Web page and app entries:

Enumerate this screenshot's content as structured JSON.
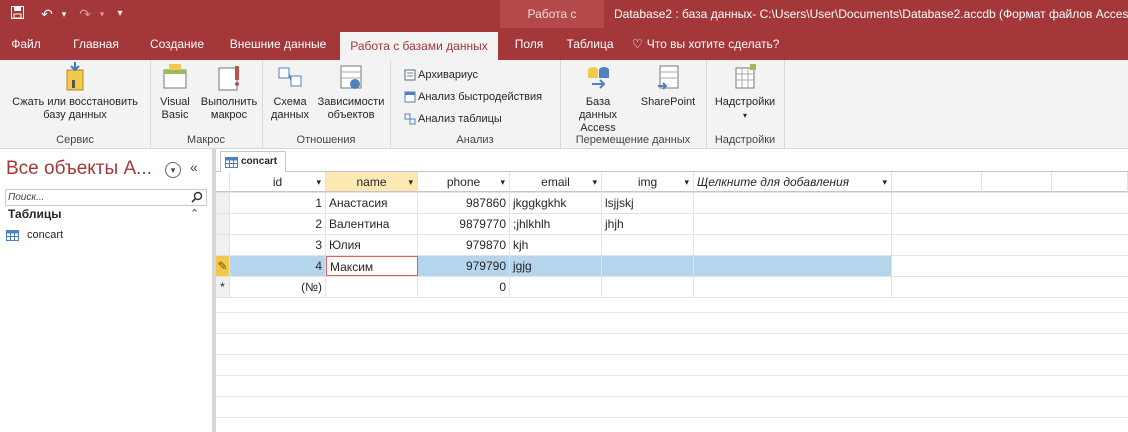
{
  "titlebar": {
    "save_icon": "save-icon",
    "undo_icon": "undo-icon",
    "redo_icon": "redo-icon",
    "customize_icon": "customize-icon",
    "context_title": "Работа с таблицами",
    "doc_title": "Database2 : база данных- C:\\Users\\User\\Documents\\Database2.accdb (Формат файлов Acces"
  },
  "tabs": [
    {
      "label": "Файл"
    },
    {
      "label": "Главная"
    },
    {
      "label": "Создание"
    },
    {
      "label": "Внешние данные"
    },
    {
      "label": "Работа с базами данных"
    },
    {
      "label": "Поля"
    },
    {
      "label": "Таблица"
    },
    {
      "label": "Что вы хотите сделать?"
    }
  ],
  "ribbon": {
    "compact_label": "Сжать или восстановить",
    "compact_label2": "базу данных",
    "service_label": "Сервис",
    "vb_label": "Visual",
    "vb_label2": "Basic",
    "run_macro_label": "Выполнить",
    "run_macro_label2": "макрос",
    "macro_label": "Макрос",
    "schema_label": "Схема",
    "schema_label2": "данных",
    "deps_label": "Зависимости",
    "deps_label2": "объектов",
    "relations_label": "Отношения",
    "archiver_label": "Архивариус",
    "perf_label": "Анализ быстродействия",
    "table_analysis_label": "Анализ таблицы",
    "analysis_label": "Анализ",
    "access_db_label": "База данных",
    "access_db_label2": "Access",
    "sharepoint_label": "SharePoint",
    "move_data_label": "Перемещение данных",
    "addins_btn_label": "Надстройки",
    "addins_label": "Надстройки"
  },
  "nav": {
    "title": "Все объекты А...",
    "search_placeholder": "Поиск...",
    "section": "Таблицы",
    "item": "concart"
  },
  "doc_tab": "concart",
  "table": {
    "columns": [
      "id",
      "name",
      "phone",
      "email",
      "img",
      "Щелкните для добавления"
    ],
    "rows": [
      {
        "id": "1",
        "name": "Анастасия",
        "phone": "987860",
        "email": "jkggkgkhk",
        "img": "lsjjskj"
      },
      {
        "id": "2",
        "name": "Валентина",
        "phone": "9879770",
        "email": ";jhlkhlh",
        "img": "jhjh"
      },
      {
        "id": "3",
        "name": "Юлия",
        "phone": "979870",
        "email": "kjh",
        "img": ""
      },
      {
        "id": "4",
        "name": "Максим",
        "phone": "979790",
        "email": "jgjg",
        "img": ""
      }
    ],
    "new_row_id": "(№)",
    "new_row_phone": "0",
    "new_row_marker": "*",
    "edit_marker": "✎"
  }
}
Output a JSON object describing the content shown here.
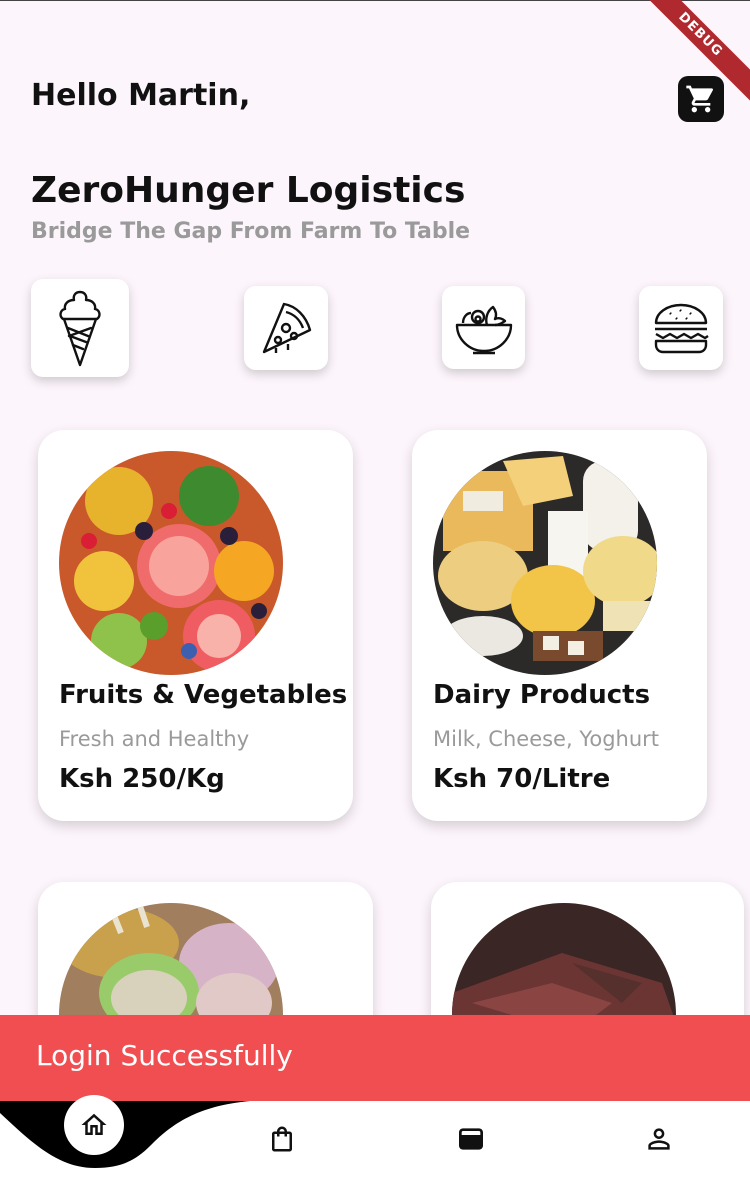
{
  "debug_banner": "DEBUG",
  "header": {
    "greeting": "Hello Martin,",
    "cart_icon": "cart-icon"
  },
  "hero": {
    "title": "ZeroHunger Logistics",
    "subtitle": "Bridge The Gap From Farm To Table"
  },
  "categories": [
    {
      "icon": "ice-cream-icon"
    },
    {
      "icon": "pizza-icon"
    },
    {
      "icon": "salad-bowl-icon"
    },
    {
      "icon": "burger-icon"
    }
  ],
  "products": [
    {
      "name": "Fruits & Vegetables",
      "description": "Fresh and Healthy",
      "price": "Ksh 250/Kg"
    },
    {
      "name": "Dairy Products",
      "description": "Milk, Cheese, Yoghurt",
      "price": "Ksh 70/Litre"
    }
  ],
  "snackbar": {
    "message": "Login Successfully"
  },
  "bottom_nav": {
    "items": [
      {
        "icon": "home-icon"
      },
      {
        "icon": "shopping-bag-icon"
      },
      {
        "icon": "wallet-icon"
      },
      {
        "icon": "profile-icon"
      }
    ]
  },
  "colors": {
    "background": "#fcf5fb",
    "snackbar": "#f04e51",
    "nav_curve": "#000000"
  }
}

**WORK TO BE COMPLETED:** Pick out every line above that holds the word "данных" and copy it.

**SOLUTION FOR THIS TASK:**
    "doc_title": "Database2 : база данных- C:\\Users\\User\\Documents\\Database2.accdb (Формат файлов Acces"
      "label": "Работа с базами данных"
    "compact_label2": "базу данных",
    "schema_label2": "данных",
    "access_db_label": "База данных",
    "move_data_label": "Перемещение данных",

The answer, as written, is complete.